Summer-like heat is going to set new high temperature records this weekend along the East Coast and there's concern from the North American Electric Reliability Corporation that some parts country could experience blackouts this summer because of the heat.
It seems pretty likely there will be power shortages in a few parts of the country this summer. With the way the national power grid is arranged, it won't be a nationwide issue, but some big cities and entire states are at high risk.
Industry experts say the predicted above normal temperatures and the ongoing drought that's gripping the western U.S. will create high peak demands and forced outages.
The drought is also likely to cut power generation output at hydro-electric dams. Last year, some dams had to be taken offline due to water reservoir levels dropping too low. This year some of those reservoirs are already at critical levels.
The National Weather Service Climate Prediction Center released its summer outlook Thursday, and it supports the warning about electricity heading into the summer months.
Almost the entire country can expect above normal temperatures, especially the western U.S. — which will only add to drought problems impacting the hydro-plants.
Another issue is some key transmission lines have not been repaired after being damaged by storms, and older fossil fuel plans have been taken offline.
Pretty much any area west of the Mississippi river is at an elevated risk of not having enough power supply during peak summer surges. The states most at risk include Minnesota, Wisconsin, Michigan, Iowa, Indiana, Illinois, Arkansas and Louisiana.

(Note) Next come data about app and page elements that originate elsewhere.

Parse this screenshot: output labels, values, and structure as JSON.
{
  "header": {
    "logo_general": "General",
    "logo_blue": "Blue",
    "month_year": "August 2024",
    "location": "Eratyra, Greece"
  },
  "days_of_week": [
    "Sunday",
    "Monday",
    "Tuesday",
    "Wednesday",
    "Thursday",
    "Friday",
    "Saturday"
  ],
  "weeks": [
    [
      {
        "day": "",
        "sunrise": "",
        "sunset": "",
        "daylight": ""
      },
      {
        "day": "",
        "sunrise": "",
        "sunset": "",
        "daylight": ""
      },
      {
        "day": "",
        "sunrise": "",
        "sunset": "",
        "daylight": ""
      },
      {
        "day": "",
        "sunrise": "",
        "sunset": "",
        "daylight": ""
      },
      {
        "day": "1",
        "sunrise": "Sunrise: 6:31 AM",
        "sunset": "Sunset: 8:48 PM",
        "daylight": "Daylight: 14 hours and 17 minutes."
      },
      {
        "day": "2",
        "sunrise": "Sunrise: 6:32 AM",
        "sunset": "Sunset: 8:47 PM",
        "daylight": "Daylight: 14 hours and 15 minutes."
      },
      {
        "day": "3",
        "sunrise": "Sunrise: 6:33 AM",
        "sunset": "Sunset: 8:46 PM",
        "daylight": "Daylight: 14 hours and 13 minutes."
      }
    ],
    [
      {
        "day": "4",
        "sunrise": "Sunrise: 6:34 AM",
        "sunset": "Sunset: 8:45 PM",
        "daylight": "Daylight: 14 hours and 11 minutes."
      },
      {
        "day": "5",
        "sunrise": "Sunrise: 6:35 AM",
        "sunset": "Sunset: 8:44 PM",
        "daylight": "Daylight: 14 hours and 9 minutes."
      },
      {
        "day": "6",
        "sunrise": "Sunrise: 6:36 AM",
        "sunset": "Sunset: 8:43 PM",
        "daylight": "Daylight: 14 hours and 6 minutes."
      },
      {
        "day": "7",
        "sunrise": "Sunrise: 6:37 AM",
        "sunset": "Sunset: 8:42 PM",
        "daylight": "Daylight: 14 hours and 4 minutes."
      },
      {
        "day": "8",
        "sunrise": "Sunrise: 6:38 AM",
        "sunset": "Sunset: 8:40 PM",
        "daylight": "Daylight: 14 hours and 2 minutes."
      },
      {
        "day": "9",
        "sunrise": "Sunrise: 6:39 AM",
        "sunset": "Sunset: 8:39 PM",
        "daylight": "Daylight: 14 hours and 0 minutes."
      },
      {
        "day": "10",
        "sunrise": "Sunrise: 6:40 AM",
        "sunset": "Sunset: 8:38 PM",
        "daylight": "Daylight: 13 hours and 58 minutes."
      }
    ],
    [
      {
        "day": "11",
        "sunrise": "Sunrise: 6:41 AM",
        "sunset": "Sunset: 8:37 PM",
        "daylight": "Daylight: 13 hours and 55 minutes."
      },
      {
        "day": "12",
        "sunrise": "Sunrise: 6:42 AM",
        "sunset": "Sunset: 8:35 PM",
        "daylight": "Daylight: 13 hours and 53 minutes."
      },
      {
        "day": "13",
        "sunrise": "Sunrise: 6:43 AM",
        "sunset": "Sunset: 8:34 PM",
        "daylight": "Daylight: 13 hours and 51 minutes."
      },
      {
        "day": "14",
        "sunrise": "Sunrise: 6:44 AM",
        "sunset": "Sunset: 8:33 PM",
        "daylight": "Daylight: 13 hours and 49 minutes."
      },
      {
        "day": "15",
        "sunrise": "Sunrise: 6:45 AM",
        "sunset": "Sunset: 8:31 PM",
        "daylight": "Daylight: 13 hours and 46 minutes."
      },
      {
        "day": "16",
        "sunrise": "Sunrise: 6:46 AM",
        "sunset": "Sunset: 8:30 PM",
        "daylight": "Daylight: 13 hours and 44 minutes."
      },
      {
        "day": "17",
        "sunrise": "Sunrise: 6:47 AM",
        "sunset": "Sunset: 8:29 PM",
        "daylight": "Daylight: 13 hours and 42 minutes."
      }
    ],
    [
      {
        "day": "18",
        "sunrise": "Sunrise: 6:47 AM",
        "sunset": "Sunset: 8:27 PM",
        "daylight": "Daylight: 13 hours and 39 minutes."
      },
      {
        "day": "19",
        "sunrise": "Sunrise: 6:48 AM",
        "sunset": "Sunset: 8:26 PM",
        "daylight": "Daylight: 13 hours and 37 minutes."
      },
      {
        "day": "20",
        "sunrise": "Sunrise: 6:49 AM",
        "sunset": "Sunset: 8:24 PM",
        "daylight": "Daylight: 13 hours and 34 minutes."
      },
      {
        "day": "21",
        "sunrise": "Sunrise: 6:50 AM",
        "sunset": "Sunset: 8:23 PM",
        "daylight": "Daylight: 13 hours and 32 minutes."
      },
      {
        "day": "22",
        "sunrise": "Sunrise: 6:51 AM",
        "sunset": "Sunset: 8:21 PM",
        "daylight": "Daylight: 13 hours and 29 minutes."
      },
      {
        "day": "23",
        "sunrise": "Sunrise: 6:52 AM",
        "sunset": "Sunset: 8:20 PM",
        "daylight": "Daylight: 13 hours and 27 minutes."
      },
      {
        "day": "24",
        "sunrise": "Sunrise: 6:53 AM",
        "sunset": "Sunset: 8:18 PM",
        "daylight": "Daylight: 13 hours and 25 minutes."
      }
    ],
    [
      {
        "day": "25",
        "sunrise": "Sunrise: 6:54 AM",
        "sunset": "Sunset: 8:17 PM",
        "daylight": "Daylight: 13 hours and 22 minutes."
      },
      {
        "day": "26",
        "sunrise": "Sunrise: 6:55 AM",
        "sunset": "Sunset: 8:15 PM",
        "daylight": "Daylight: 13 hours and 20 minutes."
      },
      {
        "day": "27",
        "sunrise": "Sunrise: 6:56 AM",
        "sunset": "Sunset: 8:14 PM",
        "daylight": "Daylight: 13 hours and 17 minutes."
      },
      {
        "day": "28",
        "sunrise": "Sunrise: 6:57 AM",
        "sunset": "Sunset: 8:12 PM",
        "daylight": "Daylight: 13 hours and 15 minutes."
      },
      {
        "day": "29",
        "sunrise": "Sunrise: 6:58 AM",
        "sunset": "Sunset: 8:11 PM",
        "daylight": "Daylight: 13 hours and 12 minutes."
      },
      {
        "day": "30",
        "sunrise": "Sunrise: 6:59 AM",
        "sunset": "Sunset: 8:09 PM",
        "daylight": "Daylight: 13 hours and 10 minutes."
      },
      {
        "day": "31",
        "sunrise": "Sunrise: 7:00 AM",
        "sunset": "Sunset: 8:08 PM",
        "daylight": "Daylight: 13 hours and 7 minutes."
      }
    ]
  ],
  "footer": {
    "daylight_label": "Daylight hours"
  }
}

Energy officials recommend addressing the problem with a complete overhaul to the national power grid. They say it's based on old power generation technology and needs to be more flexible in allowing artificial intelligence to quickly reroute energy from real time power sources and clean energy.